Brice Sensabaugh was the best freshman shooter in college basketball when one considers both the efficiency and the relative difficulty of his shot attempts. No one was better at making contested jumpers. Sensabaugh has a deep bag of tricks off the dribble and he’s capable of scoring at all three levels, often leveraging his strength to bully defenders in the post. One has to imagine Sensabaugh will find his way to points in the NBA. The question is, will difficult shot-making without creating for others or defending at a high level really translate to winning basketball?

169. . F, Canada. Houston Rockets. Leonard Miller. 20. player

The Rockets get another long, versatile forward to add to the mix alongside Jabari Smith Jr. and Tari Eason. Leonard Miller was highly productive for the G-League Ignite, averaging a 16.9-point double-double. He can handle the ball fluidly and he thrives running the floor in transition. If his 3-point shot comes around and he locks in on defense, Miller could be one of the draft’s biggest steals.

. F, Alabama. Golden State Warriors. Noah Clowney. 19. player. 41

The Warriors have to consider a future that may or may not include Draymond Green. Either way, there’s value in Noah Clowney — a versatile defensive weapon in the frontcourt. He’s also 18 years old, and as Golden State has shown in the recent past with picks like Jonathan Kuminga and Moses Moody, they tend to prioritize youth and upside on draft night.

110. . G, Indiana. Miami Heat. Jalen Hood-Schifino. 18. player

The Heat grab backcourt help in the form of Jalen Hood-Schifino, a shifty scorer from Indiana. Hood-Schifino is an elusive ball-handler who displays tremendous touch on floaters and mid-range jumpers. Mild inconsistency and a lack of explosiveness around the rim are holdups, but there’s obvious upside as a secondary creator helping Jimmy Butler and Tyler Herro shoulder the load.

20. . G, Baylor. Los Angeles Lakers. Keyonte George. 17. player

Keyonte George’s lack of efficiency at Baylor is cause for concern, but his shot profile is generally positive and he shoots the 3 well. His craft off the dribble, combined with flashes of playmaking out of the pick-and-roll, gives George ample upside as a secondary creator in the Lakers’ offense. That role takes on elevated importance if Austin Reaves leaves for more money in free agency.

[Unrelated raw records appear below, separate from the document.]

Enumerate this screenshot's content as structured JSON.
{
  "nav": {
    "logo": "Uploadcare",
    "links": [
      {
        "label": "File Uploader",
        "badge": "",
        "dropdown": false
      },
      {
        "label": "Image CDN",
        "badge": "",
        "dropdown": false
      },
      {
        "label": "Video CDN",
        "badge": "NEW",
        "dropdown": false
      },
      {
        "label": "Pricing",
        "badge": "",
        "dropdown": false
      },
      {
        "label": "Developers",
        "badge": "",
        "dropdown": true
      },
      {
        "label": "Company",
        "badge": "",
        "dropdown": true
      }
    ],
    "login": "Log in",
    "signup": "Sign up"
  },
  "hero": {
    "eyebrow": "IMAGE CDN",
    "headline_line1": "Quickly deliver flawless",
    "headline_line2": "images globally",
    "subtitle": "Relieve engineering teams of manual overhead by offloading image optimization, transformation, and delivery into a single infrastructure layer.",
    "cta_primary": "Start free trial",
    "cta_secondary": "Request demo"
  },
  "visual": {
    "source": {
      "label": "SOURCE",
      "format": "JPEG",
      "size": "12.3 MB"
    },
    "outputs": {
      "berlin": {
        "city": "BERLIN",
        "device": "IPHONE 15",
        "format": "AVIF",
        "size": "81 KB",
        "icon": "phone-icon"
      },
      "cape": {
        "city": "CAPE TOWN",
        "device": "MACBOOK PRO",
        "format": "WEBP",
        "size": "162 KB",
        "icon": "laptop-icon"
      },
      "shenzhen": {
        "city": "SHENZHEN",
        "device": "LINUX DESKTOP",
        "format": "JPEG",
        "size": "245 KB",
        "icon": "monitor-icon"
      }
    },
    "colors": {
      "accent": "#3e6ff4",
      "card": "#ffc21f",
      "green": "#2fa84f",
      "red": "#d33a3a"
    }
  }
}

Kobe Bufkin. 16. player. 118. . G, Michigan. Utah Jazz

Kobe Bufkin has been a steady source of first-round buzz for some time now. Utah has guard depth, but Collin Sexton and Talen Horton-Tucker can only take you so far. Bufkin is a tenacious defender and talented slasher who could give the Utah offense more rim pressure and another source of playmaking in the backcourt.

Bobi Klintman. 15. player. 125. . F, Wake Forest. Atlanta Hawks

Bobi Klintman recently withdrew from the combine, the kind of behavior that could suggest a favorable first-round promise. The Hawks will be looking for frontcourt help whenever John Collins is finally offloaded. Klintman is a 6-foot-10 wing who can spread the floor and comfortably grab-and-go in transition. The NBA has never been hungrier for big, skilled wings.